Disposing of the body- Laying to rest
While the loss of a pet can be a very traumatic and a deeply stressful time for it’s owner, in today’s world we have a far greater number of options as to how to deal with the pet loss grieving process.
Burial in Pet Cemetery
When it finally comes to that moment we all dread of laying your pets body down on its final resting place, the pet cemetery is a good option.
It offers a safe and secure environment where you can come visit, erect a pet memorial plaque on that particular burial spot and perhaps even get a chance to interact with other people whom you can share stories and memories of your beloved pet with.
There are in quite a few circumstances whereby the pet cemetery is directly related to and part of an all-inclusive service including pet funeral homes and possibly crematories.
The funeral home offers a formal setting where you can grieve openly, reflect on the life and times of that special relationship and bond you had with your pet.

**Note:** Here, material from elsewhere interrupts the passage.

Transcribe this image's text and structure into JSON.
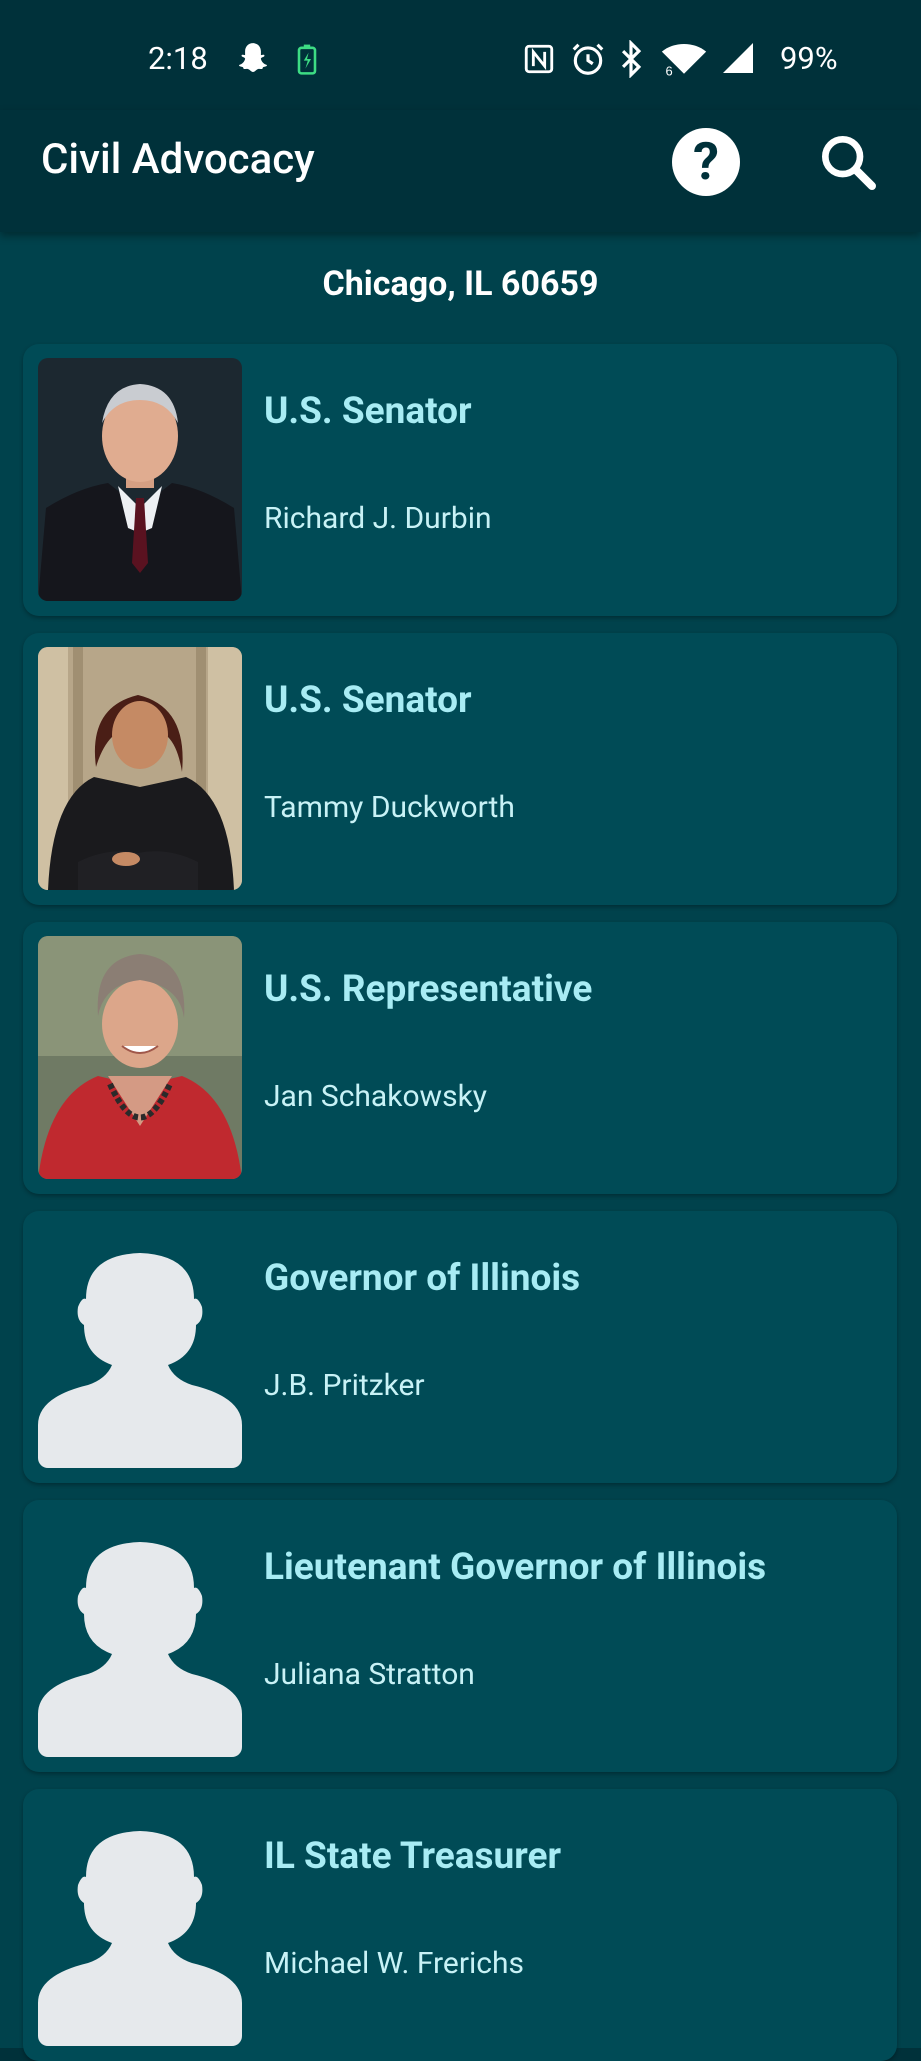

In a similar manner to how it handles human burial arrangements, the pet cemetery can pick up your pets remains from the veterinarian or home and carry out normal service from there.

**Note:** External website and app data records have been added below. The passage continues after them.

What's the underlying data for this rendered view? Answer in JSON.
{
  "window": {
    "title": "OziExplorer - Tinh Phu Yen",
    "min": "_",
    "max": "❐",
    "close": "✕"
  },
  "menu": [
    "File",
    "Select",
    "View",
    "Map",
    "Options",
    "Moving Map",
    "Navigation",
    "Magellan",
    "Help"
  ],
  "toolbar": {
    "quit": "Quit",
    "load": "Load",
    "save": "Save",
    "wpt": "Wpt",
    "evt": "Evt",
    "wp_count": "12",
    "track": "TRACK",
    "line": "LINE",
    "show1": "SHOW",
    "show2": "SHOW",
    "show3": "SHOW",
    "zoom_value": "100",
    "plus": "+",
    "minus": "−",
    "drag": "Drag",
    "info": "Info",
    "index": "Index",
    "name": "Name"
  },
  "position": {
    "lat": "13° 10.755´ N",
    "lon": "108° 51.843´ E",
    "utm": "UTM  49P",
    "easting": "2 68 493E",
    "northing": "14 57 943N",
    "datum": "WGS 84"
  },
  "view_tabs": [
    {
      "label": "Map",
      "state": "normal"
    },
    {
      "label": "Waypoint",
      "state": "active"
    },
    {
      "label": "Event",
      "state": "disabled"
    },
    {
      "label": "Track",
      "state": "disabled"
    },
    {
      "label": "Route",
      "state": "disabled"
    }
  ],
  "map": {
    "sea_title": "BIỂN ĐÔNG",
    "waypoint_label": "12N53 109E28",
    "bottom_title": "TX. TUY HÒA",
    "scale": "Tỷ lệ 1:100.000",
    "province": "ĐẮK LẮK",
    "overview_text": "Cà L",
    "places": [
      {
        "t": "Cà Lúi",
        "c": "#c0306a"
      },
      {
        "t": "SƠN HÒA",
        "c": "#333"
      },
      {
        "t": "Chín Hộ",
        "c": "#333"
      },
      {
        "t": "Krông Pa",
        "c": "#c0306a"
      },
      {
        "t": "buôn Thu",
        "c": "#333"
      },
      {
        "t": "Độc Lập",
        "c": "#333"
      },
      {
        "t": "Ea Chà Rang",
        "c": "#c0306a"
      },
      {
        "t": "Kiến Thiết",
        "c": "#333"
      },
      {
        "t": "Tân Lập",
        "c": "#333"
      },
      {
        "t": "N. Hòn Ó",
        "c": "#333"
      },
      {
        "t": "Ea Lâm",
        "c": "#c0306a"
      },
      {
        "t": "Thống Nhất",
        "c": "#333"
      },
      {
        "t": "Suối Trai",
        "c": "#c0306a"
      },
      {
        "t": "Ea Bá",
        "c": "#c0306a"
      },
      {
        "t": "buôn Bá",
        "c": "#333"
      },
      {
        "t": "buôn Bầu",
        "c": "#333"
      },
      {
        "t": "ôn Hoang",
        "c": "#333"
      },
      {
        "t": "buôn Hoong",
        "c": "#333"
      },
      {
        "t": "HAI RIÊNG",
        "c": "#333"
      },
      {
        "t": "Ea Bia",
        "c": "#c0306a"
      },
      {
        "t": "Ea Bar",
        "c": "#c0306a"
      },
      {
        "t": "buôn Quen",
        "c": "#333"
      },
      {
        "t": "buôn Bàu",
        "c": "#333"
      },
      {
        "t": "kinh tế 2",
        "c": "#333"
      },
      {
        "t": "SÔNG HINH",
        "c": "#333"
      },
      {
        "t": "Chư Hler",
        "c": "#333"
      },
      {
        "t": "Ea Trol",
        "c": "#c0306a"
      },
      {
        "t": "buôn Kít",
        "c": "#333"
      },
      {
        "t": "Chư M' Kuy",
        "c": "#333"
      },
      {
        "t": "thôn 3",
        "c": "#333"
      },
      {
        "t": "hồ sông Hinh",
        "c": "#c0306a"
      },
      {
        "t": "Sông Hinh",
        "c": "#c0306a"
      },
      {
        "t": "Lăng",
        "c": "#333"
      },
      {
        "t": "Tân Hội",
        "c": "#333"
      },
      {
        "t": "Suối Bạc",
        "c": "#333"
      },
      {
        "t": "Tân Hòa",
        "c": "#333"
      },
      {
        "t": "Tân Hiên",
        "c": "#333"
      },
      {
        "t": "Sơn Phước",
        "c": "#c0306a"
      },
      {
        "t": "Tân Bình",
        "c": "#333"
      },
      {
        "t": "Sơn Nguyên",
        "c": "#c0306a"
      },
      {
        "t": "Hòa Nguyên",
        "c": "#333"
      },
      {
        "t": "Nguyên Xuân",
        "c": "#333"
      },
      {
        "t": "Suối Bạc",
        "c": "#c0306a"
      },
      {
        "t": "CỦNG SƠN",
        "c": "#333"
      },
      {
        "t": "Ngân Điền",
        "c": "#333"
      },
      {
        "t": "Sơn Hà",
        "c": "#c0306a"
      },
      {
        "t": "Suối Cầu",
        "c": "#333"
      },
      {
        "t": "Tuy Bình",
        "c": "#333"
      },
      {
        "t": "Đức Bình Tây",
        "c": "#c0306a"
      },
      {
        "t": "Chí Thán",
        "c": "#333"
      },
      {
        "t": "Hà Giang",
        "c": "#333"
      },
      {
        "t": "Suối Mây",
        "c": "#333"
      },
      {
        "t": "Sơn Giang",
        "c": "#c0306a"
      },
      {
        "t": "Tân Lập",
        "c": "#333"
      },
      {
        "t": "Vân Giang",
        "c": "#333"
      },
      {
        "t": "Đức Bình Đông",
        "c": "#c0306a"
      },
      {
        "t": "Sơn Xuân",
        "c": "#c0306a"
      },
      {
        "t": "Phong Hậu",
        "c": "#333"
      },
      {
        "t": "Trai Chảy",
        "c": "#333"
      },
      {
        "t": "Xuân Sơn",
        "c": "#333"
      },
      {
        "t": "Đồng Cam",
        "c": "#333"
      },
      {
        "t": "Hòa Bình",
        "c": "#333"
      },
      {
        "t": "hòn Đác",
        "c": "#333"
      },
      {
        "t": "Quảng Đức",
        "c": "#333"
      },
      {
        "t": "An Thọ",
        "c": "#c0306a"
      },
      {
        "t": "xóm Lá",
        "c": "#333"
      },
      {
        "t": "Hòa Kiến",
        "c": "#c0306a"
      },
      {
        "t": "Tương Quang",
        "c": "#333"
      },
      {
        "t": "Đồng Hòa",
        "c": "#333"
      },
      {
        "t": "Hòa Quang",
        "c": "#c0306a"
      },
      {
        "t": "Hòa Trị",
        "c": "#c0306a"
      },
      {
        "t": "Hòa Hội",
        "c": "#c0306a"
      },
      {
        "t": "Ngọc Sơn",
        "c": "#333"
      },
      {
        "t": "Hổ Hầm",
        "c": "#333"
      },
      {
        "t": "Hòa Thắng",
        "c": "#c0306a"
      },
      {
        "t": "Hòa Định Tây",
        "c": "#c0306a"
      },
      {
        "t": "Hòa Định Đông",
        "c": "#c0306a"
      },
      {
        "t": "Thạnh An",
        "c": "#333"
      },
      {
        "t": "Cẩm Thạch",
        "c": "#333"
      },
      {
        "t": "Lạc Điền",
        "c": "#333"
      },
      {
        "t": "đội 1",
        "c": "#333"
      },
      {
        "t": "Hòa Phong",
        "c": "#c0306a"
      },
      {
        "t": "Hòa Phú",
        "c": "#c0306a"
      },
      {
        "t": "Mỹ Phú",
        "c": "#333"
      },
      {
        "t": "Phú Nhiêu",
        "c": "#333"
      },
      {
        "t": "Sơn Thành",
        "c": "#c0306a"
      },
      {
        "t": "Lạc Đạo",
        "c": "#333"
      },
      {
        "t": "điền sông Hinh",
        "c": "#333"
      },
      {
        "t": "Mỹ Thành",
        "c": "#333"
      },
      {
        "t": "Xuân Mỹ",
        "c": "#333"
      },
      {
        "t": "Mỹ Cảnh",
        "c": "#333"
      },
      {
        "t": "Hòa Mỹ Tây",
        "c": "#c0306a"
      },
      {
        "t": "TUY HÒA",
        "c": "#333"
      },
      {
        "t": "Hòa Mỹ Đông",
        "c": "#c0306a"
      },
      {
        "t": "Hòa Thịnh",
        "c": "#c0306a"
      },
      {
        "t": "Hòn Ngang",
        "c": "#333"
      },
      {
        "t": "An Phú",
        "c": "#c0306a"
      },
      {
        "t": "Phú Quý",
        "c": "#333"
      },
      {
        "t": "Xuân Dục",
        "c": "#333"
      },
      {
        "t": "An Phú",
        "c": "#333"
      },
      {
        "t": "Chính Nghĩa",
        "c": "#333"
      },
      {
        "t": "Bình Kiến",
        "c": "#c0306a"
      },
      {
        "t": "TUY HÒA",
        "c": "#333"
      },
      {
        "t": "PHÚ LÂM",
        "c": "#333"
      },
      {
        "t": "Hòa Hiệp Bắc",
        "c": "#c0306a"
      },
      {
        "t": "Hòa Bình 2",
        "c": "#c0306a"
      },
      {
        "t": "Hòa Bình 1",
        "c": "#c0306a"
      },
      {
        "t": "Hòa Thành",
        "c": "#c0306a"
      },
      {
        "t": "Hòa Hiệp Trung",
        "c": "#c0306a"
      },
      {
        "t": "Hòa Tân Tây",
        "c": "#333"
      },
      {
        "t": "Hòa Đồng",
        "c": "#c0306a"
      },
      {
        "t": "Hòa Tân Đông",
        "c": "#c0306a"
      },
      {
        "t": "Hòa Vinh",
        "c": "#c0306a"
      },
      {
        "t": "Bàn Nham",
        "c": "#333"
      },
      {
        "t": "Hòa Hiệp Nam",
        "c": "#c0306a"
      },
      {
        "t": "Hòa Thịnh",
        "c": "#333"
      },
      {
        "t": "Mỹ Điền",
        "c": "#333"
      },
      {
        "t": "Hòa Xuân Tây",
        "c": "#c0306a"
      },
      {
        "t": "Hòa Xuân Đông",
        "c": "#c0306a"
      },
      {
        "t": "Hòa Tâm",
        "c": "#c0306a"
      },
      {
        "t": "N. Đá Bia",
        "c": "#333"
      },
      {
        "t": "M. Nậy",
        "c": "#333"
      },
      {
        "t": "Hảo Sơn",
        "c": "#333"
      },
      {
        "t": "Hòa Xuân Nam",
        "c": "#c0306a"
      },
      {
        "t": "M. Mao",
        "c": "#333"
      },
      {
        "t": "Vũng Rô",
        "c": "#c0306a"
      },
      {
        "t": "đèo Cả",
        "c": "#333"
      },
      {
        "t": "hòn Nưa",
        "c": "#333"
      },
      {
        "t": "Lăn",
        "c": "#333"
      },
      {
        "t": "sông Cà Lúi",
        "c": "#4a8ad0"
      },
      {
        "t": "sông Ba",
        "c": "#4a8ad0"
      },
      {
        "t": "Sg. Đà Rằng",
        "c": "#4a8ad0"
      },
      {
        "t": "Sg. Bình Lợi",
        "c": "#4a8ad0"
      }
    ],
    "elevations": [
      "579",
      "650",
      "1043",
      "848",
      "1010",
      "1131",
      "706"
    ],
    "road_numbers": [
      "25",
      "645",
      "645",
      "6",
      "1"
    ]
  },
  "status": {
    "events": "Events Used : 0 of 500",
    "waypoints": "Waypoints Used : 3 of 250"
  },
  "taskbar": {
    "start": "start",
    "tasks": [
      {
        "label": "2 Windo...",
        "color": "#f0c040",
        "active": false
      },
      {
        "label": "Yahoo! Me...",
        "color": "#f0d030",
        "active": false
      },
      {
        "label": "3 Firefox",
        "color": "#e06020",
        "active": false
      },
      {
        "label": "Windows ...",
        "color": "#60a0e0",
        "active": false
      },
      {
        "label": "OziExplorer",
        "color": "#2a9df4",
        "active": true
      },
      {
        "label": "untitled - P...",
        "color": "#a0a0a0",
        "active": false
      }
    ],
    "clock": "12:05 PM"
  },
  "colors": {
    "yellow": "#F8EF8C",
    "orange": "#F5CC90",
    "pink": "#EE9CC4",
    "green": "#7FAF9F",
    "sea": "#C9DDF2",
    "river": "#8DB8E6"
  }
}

Private Home Burials
Many people may prefer the option of laying their pets remains somewhere in their own land or their own back garden.
As a coping mechanism some people feel keeping the pet close by gives a certain peace and reassurance.
If you own land and or possess your own house in the countryside or a suburban area then you will likely choose this method.
Depending on where you live there may be certain laws and regulations imposed by the local authority on the act of burying your pet in your backyard or garden.
A few regulations or conditions you should adhere to are, always bury your pet at least 3 to 4 feet deep.
A special container may also have to be used to accommodate your pet depending on it is size.
This is to safeguard against scavengers or other pets and animals digging up the burial site.
Also try to avoid selecting a burial site where volumes of water would normally lodge, this may dislodge or uncover the topsoil and leave the bodily remains exposed.
People may opt for home burials because it represents a more personal touch, it allows you choose that burial spot which may be of some significance to you and especially your pet.
An example of this would be, a spot where your pet used to play or liked to lie down and sleep.
It’s up to you if you want to or what you want to mark the burial spot with.
A pet memorial garden stone or a pet memorial rock would be a nice commemorative gesture to your companion.
For those who prefer not to deal with the personal handling of the dead remains, don’t have suitable ground because of city dwelling, or want to avoid the trouble of dealing with local authority laws on burials, a crematoria service is a viable option.
In some or all cases a pet cremation can be done on a private or combined basis.
That means the crematory service will cremate your pet individually or as part of a group or a multitude of pets at the same time.
Some crematories offer special tracking devices to ensure that the correct ashes from your pet are returned to you if you choose group cremation.
In most cases and generally for your own peace of mind and solace you can attend the cremation yourself.
The cremains can be placed inside a memorial pet urn and kept in secure private area of your home or outwardly displayed as a constant reminder of a friend that was a big part of your life.
A keepsake in the form of jewellery whereby the pets ashes are encased or fused inside thick glass can also be obtained.
Other options worth considering are having footprints done, that could be ink prints, clay prints [paw impressions unique to your pet] a lock of fur, feathers, hair, whiskers
You could also spread your pets ashes somewhere of sentiment, like the pets own home yard, on a strand or beach where it liked to walk and swim.
If you prefer not to hold possession of your pets ashes, the crematory will bury or scatter the ashes in a mass grave or a distinguished pet memorial area.
In the event that you would like an alternative option to the 3 choices above, you could donate your pet for the purpose of science study.
Educational Memorial Programs or Willed Body Programs which these endeavors are called and are offered at some veterinary universies and hospitals.
In practice this would usually mean that you’d need to make donating arrangements with the select universary prior to the decease of your pet.
You must have the paperwork current as regards rabies vaccinations and free of infectious diseases for acceptance into this program.
Giving your pet up to be utilized of veterinary education and training may be a great source of comfort and pride to its owner.
All the animals remains are cremated on the completion of training and depending on the program or university the return of your pets ashes may not be possible.
If you are interested in finding out about a further option available to you click here
Decision time in the Household
For owners the death of a pet is a gut wrenching experience that few of us want to face but is unfortunately reality not only once in a lifetime but usually more than that.
The important thing to take into account on the death of your pet is the feelings, viewpoints, thoughts of all the family members.
Whereas one member may wish for a formal burial, another may be creeped out at the thought of a dead body in the back garden.
The best course of action would be to hold a discussion on the topic of the final disposal of the pet while it is still alive.
We all accept and granted it is not the most comfortable and pleasant of topics to converse on but likely one that could prevent a very undesirable situation when “that moment” finally arrives.
A final decision should be reached that’s going to satisfy all and importantly apt in honoring your cherished pet in its final send off.
If you have any opinions and thoughts on this I’d love to hear them.